All of this is true wherever I have gone. Here in my new mission in Kenya, where I began serving in September 2017, I want to put a deeper African and global face to these realities. Incarceration of women is not the problem. It is a symptom of global systemic problems, especially economic injustice, which need to be identified and addressed.
After almost 18 years in Brazil, I left overseas mission in August 2014 and enrolled in law school at Loyola University Chicago. I felt that I could be a better advocate if I had the legal tools to go with my accumulated experience and knowledge. With loans, grants and scholarships, I was able to study full-time for three years, although I was twice the age of most of my classmates.
After graduation, I spent the summer studying up to 15 hours a day for the Illinois State Bar exam, then took it, packed up my apartment the next day, and a month later headed to Kenya, once more a Maryknoll lay missioner.
Kenya attracted me because of the strong Maryknoll presence here and a unique paralegal training program in the prisons. Kenya does not have public defenders and most people accused of a crime cannot afford a lawyer.
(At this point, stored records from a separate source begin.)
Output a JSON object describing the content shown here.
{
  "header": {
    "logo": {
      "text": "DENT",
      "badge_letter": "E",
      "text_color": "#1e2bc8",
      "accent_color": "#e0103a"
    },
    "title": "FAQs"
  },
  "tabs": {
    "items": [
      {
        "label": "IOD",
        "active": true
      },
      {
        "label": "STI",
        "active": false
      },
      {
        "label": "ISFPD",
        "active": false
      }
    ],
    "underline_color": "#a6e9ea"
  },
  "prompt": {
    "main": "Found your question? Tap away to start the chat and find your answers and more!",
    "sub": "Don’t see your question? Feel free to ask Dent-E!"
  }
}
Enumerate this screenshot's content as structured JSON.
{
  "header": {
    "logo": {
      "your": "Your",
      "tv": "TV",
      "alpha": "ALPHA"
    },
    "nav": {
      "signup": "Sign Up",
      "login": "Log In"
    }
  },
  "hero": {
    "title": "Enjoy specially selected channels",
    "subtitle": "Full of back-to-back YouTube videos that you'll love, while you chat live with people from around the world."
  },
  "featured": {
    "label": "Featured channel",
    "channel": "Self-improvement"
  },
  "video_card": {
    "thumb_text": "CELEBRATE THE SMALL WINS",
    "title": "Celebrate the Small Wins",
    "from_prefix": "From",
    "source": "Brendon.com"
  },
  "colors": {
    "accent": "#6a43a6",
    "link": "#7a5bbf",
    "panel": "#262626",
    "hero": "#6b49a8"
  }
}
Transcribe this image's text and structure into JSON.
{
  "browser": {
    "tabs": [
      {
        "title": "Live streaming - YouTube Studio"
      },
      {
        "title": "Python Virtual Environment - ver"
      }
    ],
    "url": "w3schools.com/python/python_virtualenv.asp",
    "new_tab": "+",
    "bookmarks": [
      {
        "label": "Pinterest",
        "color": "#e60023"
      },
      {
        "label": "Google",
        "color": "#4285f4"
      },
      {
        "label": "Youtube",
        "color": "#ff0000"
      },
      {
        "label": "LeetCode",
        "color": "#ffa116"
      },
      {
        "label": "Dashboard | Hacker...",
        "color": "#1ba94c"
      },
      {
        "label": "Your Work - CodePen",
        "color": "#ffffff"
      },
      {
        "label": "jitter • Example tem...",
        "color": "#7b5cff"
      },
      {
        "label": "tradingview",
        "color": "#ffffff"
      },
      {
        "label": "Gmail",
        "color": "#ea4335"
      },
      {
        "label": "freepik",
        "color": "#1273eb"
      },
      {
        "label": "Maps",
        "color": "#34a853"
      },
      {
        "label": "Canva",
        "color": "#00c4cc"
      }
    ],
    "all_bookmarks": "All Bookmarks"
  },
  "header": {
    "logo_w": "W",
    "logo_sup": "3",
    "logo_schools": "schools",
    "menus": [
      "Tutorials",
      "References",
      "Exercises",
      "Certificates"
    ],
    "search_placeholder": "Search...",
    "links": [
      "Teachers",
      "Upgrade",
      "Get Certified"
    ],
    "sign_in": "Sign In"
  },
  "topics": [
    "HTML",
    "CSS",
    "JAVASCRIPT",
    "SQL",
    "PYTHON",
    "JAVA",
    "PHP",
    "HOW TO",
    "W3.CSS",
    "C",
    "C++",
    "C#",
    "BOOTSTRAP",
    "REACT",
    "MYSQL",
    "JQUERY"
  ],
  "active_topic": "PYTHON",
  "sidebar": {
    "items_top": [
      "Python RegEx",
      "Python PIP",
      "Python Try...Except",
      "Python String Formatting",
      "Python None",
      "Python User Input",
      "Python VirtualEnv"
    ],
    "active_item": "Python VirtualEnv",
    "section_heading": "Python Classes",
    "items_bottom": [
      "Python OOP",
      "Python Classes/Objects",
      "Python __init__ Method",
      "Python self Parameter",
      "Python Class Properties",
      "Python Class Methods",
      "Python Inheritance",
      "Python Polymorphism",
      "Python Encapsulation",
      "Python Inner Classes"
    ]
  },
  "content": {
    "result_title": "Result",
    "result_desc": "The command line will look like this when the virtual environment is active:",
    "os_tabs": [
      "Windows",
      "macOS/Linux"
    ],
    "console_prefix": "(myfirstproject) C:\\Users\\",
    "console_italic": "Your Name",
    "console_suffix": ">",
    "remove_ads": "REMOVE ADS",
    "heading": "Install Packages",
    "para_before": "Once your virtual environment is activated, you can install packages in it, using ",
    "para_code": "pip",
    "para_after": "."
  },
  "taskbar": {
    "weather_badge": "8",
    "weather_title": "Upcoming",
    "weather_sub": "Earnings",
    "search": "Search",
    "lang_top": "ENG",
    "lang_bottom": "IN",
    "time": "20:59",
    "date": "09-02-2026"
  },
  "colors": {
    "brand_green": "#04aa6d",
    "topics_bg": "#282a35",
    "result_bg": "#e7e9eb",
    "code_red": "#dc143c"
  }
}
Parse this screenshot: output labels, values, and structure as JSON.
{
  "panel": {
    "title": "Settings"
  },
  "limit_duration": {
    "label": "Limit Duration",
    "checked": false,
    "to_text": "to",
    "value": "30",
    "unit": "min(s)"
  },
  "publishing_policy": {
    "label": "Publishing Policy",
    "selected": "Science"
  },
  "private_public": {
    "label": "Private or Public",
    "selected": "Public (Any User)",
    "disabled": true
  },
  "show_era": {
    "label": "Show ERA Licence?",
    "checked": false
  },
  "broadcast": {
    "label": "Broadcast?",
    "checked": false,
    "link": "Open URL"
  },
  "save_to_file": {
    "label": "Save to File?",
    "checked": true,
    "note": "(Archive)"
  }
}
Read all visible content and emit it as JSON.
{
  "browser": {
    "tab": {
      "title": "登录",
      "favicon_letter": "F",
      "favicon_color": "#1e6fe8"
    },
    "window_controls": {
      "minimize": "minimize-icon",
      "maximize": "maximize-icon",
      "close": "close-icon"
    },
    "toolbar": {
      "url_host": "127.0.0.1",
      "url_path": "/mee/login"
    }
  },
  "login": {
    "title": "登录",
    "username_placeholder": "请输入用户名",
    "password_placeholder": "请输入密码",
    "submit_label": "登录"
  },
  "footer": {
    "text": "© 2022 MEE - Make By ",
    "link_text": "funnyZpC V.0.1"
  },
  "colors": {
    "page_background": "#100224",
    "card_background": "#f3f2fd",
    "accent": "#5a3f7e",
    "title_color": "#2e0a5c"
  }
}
So, they must “self-defend.” Training prisoners to speak up in court and to be their own advocates not only gives them a slightly better chance at trial, but also builds courage and self-confidence that last far beyond their court cases. This is what the paralegal training program is all about.
After the paralegal training program started in 2007, it quickly began piling up success stories. While on death row, Dismas Omondi helped more than 230 fellow prisoners obtain their freedom before he finally won his own appeal. Certainly, their success is due to skill and commitment, although it is also likely due to unjust convictions in the first place, because most prisoners have no legal defense.
Now I assist the paralegals at a legal clinic in the Lang’ata Women’s Prison in Nairobi with the hope of learning enough to re-create the paralegal program in other places. In Kenya, prisoners and guards serve as paralegals, assisting other prisoners with preparations for trial, filing appeals and other legal matters. I have not seen this in any of the many prisons I have visited in various countries. The training is an intensive seven full days of learning and discussing the Kenyan Penal Code, how to write documents, and how a criminal case proceeds. Occasional follow-up workshops help to fine-tune the skills.
Another lawyer and I, working through Christian Legal Education Aid and Research, strategize with paralegals and prisoners about their cases, discussing plea bargaining, defense strategies, mitigation, and grounds for appeal or sentence revision. It’s dynamic and empowering, but limited, especially in a justice system in which information is hard to access because it is mostly still on paper and not digitized.
Being able to walk into a prison and share people’s lives, listen to their stories, counsel them and encourage them is a blessing. This is holy ground, and it is the place where I most feel the presence of God. When you strip a person of everything—family, home, job, freedom and more—often all she has left is her faith in God and she holds tenaciously to that.
I often hear pastoral ministers say that they visit prisons because it is their call to bring Jesus to the prisons. I believe that Jesus is there already. Our job is to meet him in the people whom we visit.
Featured Image: Five young women behind bars at a prison in Ilhéus, Bahia, Brazil, depend on candles for light because their cell has no electricity.
(Courtesy of H. Cerneka/Brazil)